**DATA TO PROCESS:**
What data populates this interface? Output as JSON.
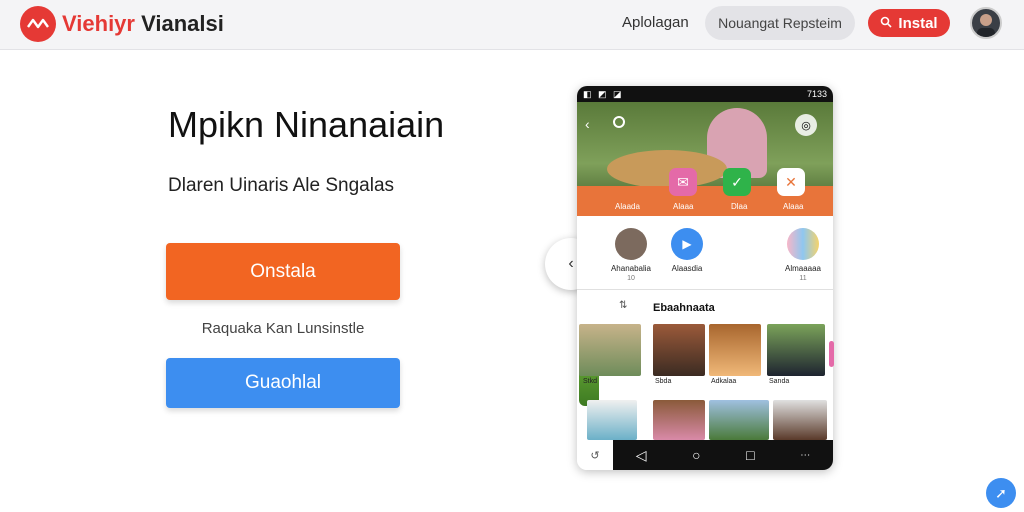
{
  "header": {
    "brand_red": "Viehiyr",
    "brand_dark": "Vianalsi",
    "nav_link": "Aplolagan",
    "search_placeholder": "Nouangat Repsteim",
    "install_label": "Instal"
  },
  "hero": {
    "title": "Mpikn Ninanaiain",
    "subtitle": "Dlaren Uinaris Ale Sngalas",
    "primary_button": "Onstala",
    "note": "Raquaka Kan Lunsinstle",
    "secondary_button": "Guaohlal"
  },
  "phone": {
    "status_time": "7133",
    "banner_labels": [
      "Alaada",
      "Alaaa",
      "Dlaa",
      "Alaaa"
    ],
    "contacts": [
      {
        "name": "Ahanabalia",
        "count": "10"
      },
      {
        "name": "Alaasdia",
        "count": ""
      },
      {
        "name": "Almaaaaa",
        "count": "11"
      }
    ],
    "section_title": "Ebaahnaata",
    "thumb_captions": [
      "Stkd",
      "Sbda",
      "Adkalaa",
      "Sanda"
    ]
  },
  "colors": {
    "accent_red": "#e53935",
    "accent_orange": "#f26522",
    "accent_blue": "#3d8ef0"
  }
}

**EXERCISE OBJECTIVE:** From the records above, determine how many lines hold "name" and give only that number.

**RESPONSE:** 3